In January 2007, evidence surfaced potentially linking Dahmer to Adam Walsh's 1981 abduction and murder in Florida. Freelance writer Arthur Jay Harris began to investigate the case in 2002, finding evidence that suggested Dahmer was in the same mall where Adam was killed and may have had access to a blue van. His findings were supported by New Times columnist Bob Norman, who checked out the Harris investigation and also came to believe that Dahmer was the chief suspect. Most recently, ABC's Primetime featured the theory in a half-hour segment, airing Harris' findings to a national audience. However, Adam's father, John Walsh, believes that another serial killer, Ottis Toole, committed the crime. When interviewed about Adam Walsh in the early 1990s, Dahmer repeatedly denied involvement in the crime.

Known victims
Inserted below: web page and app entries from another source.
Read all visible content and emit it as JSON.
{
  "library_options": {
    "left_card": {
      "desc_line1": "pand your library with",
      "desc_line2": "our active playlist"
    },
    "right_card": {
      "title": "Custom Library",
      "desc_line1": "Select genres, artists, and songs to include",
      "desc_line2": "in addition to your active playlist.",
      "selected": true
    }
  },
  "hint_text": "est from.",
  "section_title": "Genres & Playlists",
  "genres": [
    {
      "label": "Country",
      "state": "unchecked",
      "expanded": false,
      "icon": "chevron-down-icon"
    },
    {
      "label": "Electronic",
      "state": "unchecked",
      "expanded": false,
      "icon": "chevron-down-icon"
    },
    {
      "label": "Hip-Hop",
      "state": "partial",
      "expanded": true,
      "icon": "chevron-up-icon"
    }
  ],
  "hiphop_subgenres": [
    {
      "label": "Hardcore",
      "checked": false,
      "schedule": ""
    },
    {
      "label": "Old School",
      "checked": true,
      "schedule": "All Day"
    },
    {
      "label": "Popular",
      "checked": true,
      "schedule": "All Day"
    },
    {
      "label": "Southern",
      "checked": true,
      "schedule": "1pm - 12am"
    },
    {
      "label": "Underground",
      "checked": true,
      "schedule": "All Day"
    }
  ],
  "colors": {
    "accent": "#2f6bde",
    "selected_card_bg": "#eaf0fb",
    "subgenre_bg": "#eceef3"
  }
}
Name                           Age    Date of death
Stephen Hicks                 19    18 June 1978
Steven Tuomi                  26    15 Sept 1987
Jamie Doxtator                14    01 Jan 1988
Richard Guerrero             25    24 March 1988
Anthony Sears                 24    25 March 1989
Eddie Smith                     36    06 June 1990
Ricky Beeks                     27   15 July 1990
Ernest Miller                     22   09 September 1990
David Thomas                  23   09 September 1990
Curtis Straughter              19   02 February 1991
Errol Lindsey                    19   04 April 1991
Tony Hughes                    31   24 May 1991
Konerak Sinthasomphone  14   27 May 27 1991
Matt Turner                      20   30 June 30, 1991
Jeremiah Weinberger        23   05 July 5, 1991
Oliver Lacy                       23   12 July 1991
Joseph Bradehoft              25   18 July 1991










This web page was last updated on: 24 December, 2008